Clifford Chance, like any other inhabitant of Manhattan, knows the occasional pain of residing in the city.
For more than 60 hours last August, the U.K. firm’s office on W. 52nd Street lost connection to its business network. The culprit, Clifford Chance claims in a lawsuit against the city, is construction work at a crosswalk. It’s asking for $127,500 in alleged damages to make up for its lost productivity during the network outage.
“We are tremendously disappointed to have had our work disrupted and livelihood threatened by the [Department of Transportation] without warning, apology, much less compensation,” complained James Paul, a New York partner and general counsel at the Magic Circle firm.
City officials are expected to respond to the lawsuit in Manhattan Supreme Court next month, according to Jan. 19 court papers.

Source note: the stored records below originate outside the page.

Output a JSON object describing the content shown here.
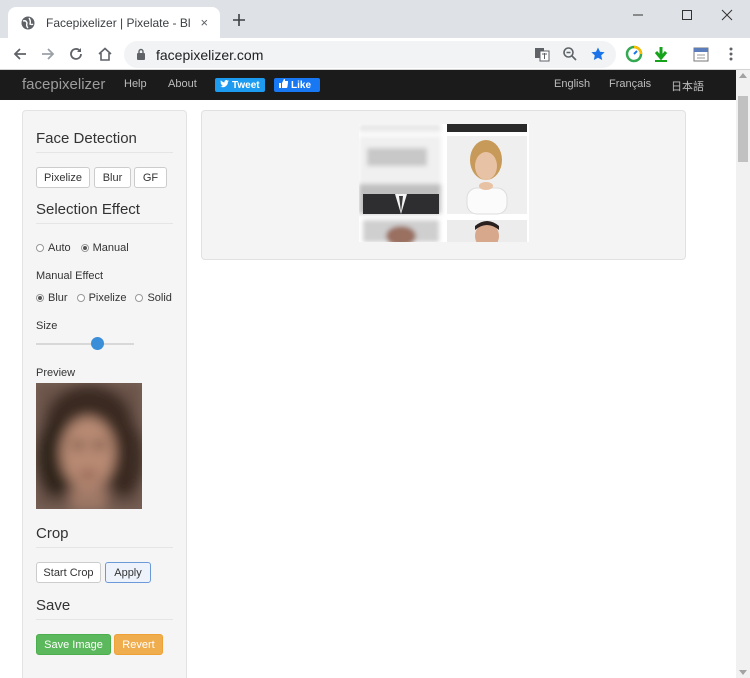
{
  "browser": {
    "tab_title": "Facepixelizer | Pixelate - Blur - Anonymize",
    "url": "facepixelizer.com",
    "new_tab": "+",
    "tab_close": "×"
  },
  "navbar": {
    "brand": "facepixelizer",
    "links": [
      "Help",
      "About"
    ],
    "tweet_label": "Tweet",
    "like_label": "Like",
    "languages": [
      "English",
      "Français",
      "日本語"
    ]
  },
  "sidebar": {
    "face_detection": {
      "title": "Face Detection",
      "buttons": [
        "Pixelize",
        "Blur",
        "GF"
      ]
    },
    "selection_effect": {
      "title": "Selection Effect",
      "options": [
        "Auto",
        "Manual"
      ],
      "selected": "Manual"
    },
    "manual_effect": {
      "label": "Manual Effect",
      "options": [
        "Blur",
        "Pixelize",
        "Solid"
      ],
      "selected": "Blur"
    },
    "size": {
      "label": "Size",
      "value_fraction": 0.63
    },
    "preview": {
      "label": "Preview"
    },
    "crop": {
      "title": "Crop",
      "start_label": "Start Crop",
      "apply_label": "Apply"
    },
    "save": {
      "title": "Save",
      "save_label": "Save Image",
      "revert_label": "Revert"
    }
  },
  "colors": {
    "navbar_bg": "#1b1b1b",
    "tweet": "#1d9bf0",
    "like": "#1877f2",
    "slider": "#3b8ed8",
    "save": "#5cb85c",
    "revert": "#f0ad4e"
  }
}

In a letter filed with the court, Paul said the firm’s network connection to its data center was interrupted last August due to transportation department work on 53rd Street.
Writing to Scott Stringer, New York City comptroller, Paul said the transportation department accidently cut the internet conduit while digging at a crosswalk, resulting in a network disruption of 63 hours that caused “tremendous inconvenience and lost productivity.”
“While we understand some disruption in service is unavoidable when maintaining New York City’s infrastructure, we are deeply concerned with the apparent lack of accountability at DOT for the interruption,” Paul said, noting that, had it not been for the firm’s existing business interruption coverage, “which we incurred at significant expense,” working during the outage would have been impossible.
“Our productivity was significantly curtailed,” while the firm’s nonlawyer staff had to work many hours over a weekend and in the evenings to ensure the firm could open for business on a following Monday, Paul wrote.
Paul added the firm was not contacted by the transportation department or anyone from the city about the disruption and it only confirmed through its landlord that the department’s work was the cause.
Clifford Chance has long maintained a New York City office and its lawyers and staff “reside (and pay taxes) here,” Paul said.
Paul noted the firm’s New York office has 193 lawyers and 170 staff who are part of the global firm’s overall headcount of 3,300 lawyers and 2,767 staff.
A spokesman for Stringer’s office could not immediately comment. Paul declined to comment on the firm’s lost productivity or the suit.